Action item: Read the records beneath this task and copy every line that contains the string "title".

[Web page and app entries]
****************
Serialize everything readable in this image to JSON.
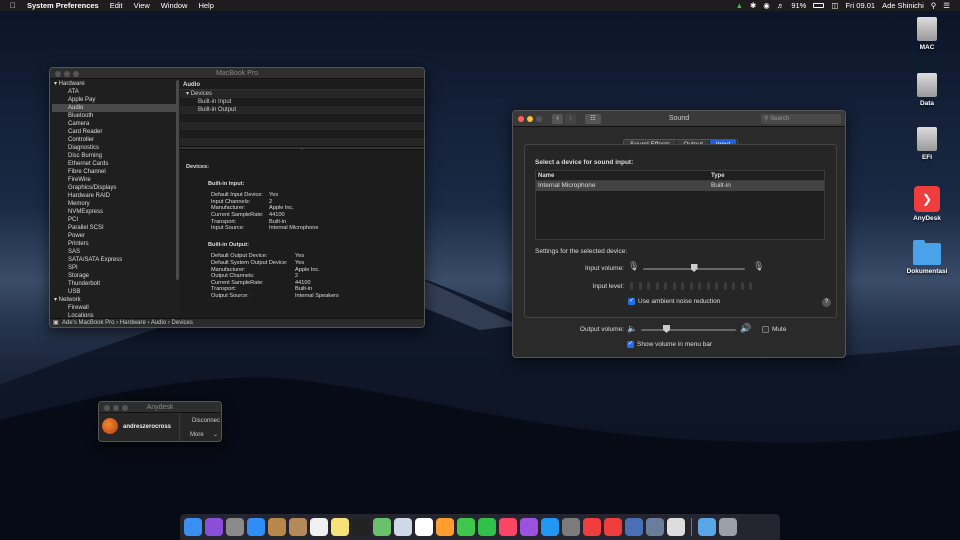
{
  "menubar": {
    "app_name": "System Preferences",
    "menus": [
      "Edit",
      "View",
      "Window",
      "Help"
    ],
    "battery": "91%",
    "clock": "Fri 09.01",
    "user": "Ade Shinichi"
  },
  "sysinfo": {
    "title": "MacBook Pro",
    "sidebar": [
      {
        "label": "Hardware",
        "group": true
      },
      {
        "label": "ATA"
      },
      {
        "label": "Apple Pay"
      },
      {
        "label": "Audio",
        "selected": true
      },
      {
        "label": "Bluetooth"
      },
      {
        "label": "Camera"
      },
      {
        "label": "Card Reader"
      },
      {
        "label": "Controller"
      },
      {
        "label": "Diagnostics"
      },
      {
        "label": "Disc Burning"
      },
      {
        "label": "Ethernet Cards"
      },
      {
        "label": "Fibre Channel"
      },
      {
        "label": "FireWire"
      },
      {
        "label": "Graphics/Displays"
      },
      {
        "label": "Hardware RAID"
      },
      {
        "label": "Memory"
      },
      {
        "label": "NVMExpress"
      },
      {
        "label": "PCI"
      },
      {
        "label": "Parallel SCSI"
      },
      {
        "label": "Power"
      },
      {
        "label": "Printers"
      },
      {
        "label": "SAS"
      },
      {
        "label": "SATA/SATA Express"
      },
      {
        "label": "SPI"
      },
      {
        "label": "Storage"
      },
      {
        "label": "Thunderbolt"
      },
      {
        "label": "USB"
      },
      {
        "label": "Network",
        "group": true
      },
      {
        "label": "Firewall"
      },
      {
        "label": "Locations"
      }
    ],
    "table_header": "Audio",
    "tree": [
      "Devices",
      "Built-in Input",
      "Built-in Output"
    ],
    "details_heading": "Devices:",
    "input_heading": "Built-in Input:",
    "input_props": [
      [
        "Default Input Device:",
        "Yes"
      ],
      [
        "Input Channels:",
        "2"
      ],
      [
        "Manufacturer:",
        "Apple Inc."
      ],
      [
        "Current SampleRate:",
        "44100"
      ],
      [
        "Transport:",
        "Built-in"
      ],
      [
        "Input Source:",
        "Internal Microphone"
      ]
    ],
    "output_heading": "Built-in Output:",
    "output_props": [
      [
        "Default Output Device:",
        "Yes"
      ],
      [
        "Default System Output Device:",
        "Yes"
      ],
      [
        "Manufacturer:",
        "Apple Inc."
      ],
      [
        "Output Channels:",
        "2"
      ],
      [
        "Current SampleRate:",
        "44100"
      ],
      [
        "Transport:",
        "Built-in"
      ],
      [
        "Output Source:",
        "Internal Speakers"
      ]
    ],
    "breadcrumb": "Ade's MacBook Pro › Hardware › Audio › Devices"
  },
  "sound": {
    "title": "Sound",
    "search_placeholder": "Search",
    "tabs": [
      "Sound Effects",
      "Output",
      "Input"
    ],
    "active_tab": 2,
    "device_prompt": "Select a device for sound input:",
    "col_name": "Name",
    "col_type": "Type",
    "devices": [
      {
        "name": "Internal Microphone",
        "type": "Built-in"
      }
    ],
    "settings_label": "Settings for the selected device:",
    "input_volume_label": "Input volume:",
    "input_volume": 0.5,
    "input_level_label": "Input level:",
    "noise_label": "Use ambient noise reduction",
    "noise_checked": true,
    "help": "?",
    "output_volume_label": "Output volume:",
    "output_volume": 0.25,
    "mute_label": "Mute",
    "mute_checked": false,
    "menubar_label": "Show volume in menu bar",
    "menubar_checked": true
  },
  "anydesk": {
    "title": "Anydesk",
    "user": "andreszerocross",
    "disconnect": "Disconnec",
    "more": "More"
  },
  "desktop_icons": [
    {
      "label": "MAC",
      "icon": "drive-icon"
    },
    {
      "label": "Data",
      "icon": "drive-icon"
    },
    {
      "label": "EFI",
      "icon": "drive-icon"
    },
    {
      "label": "AnyDesk",
      "icon": "anydesk-icon"
    },
    {
      "label": "Dokumentasi",
      "icon": "folder-icon"
    }
  ],
  "dock": [
    {
      "name": "finder",
      "color": "#3b8ff0"
    },
    {
      "name": "siri",
      "color": "#8a4fd8"
    },
    {
      "name": "launchpad",
      "color": "#8a8a8a"
    },
    {
      "name": "safari",
      "color": "#2f8df5"
    },
    {
      "name": "mail-stamp",
      "color": "#b8874a"
    },
    {
      "name": "contacts",
      "color": "#b48a5a"
    },
    {
      "name": "calendar",
      "color": "#f0f0f0"
    },
    {
      "name": "notes",
      "color": "#f7e27a"
    },
    {
      "name": "terminal",
      "color": "#222222"
    },
    {
      "name": "maps",
      "color": "#6bc06b"
    },
    {
      "name": "preview",
      "color": "#cfd8e6"
    },
    {
      "name": "reminders",
      "color": "#ffffff"
    },
    {
      "name": "photos",
      "color": "#ff9e2c"
    },
    {
      "name": "messages",
      "color": "#3ec74b"
    },
    {
      "name": "facetime",
      "color": "#2fc14a"
    },
    {
      "name": "music",
      "color": "#fa4565"
    },
    {
      "name": "podcasts",
      "color": "#9b52e0"
    },
    {
      "name": "app-store",
      "color": "#2196f3"
    },
    {
      "name": "system-preferences",
      "color": "#7b7b7b"
    },
    {
      "name": "anydesk",
      "color": "#ef3c3c"
    },
    {
      "name": "anydesk-2",
      "color": "#ef3c3c"
    },
    {
      "name": "system-information",
      "color": "#4a6fb5"
    },
    {
      "name": "network-utility",
      "color": "#6a7d9c"
    },
    {
      "name": "airport-utility",
      "color": "#dddddd"
    },
    {
      "name": "downloads-folder",
      "color": "#5aa7e8"
    },
    {
      "name": "trash",
      "color": "#9aa0a8"
    }
  ]
}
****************
Completed exercise:
    "title": "MacBook Pro",
    "title": "Sound",
    "title": "Anydesk",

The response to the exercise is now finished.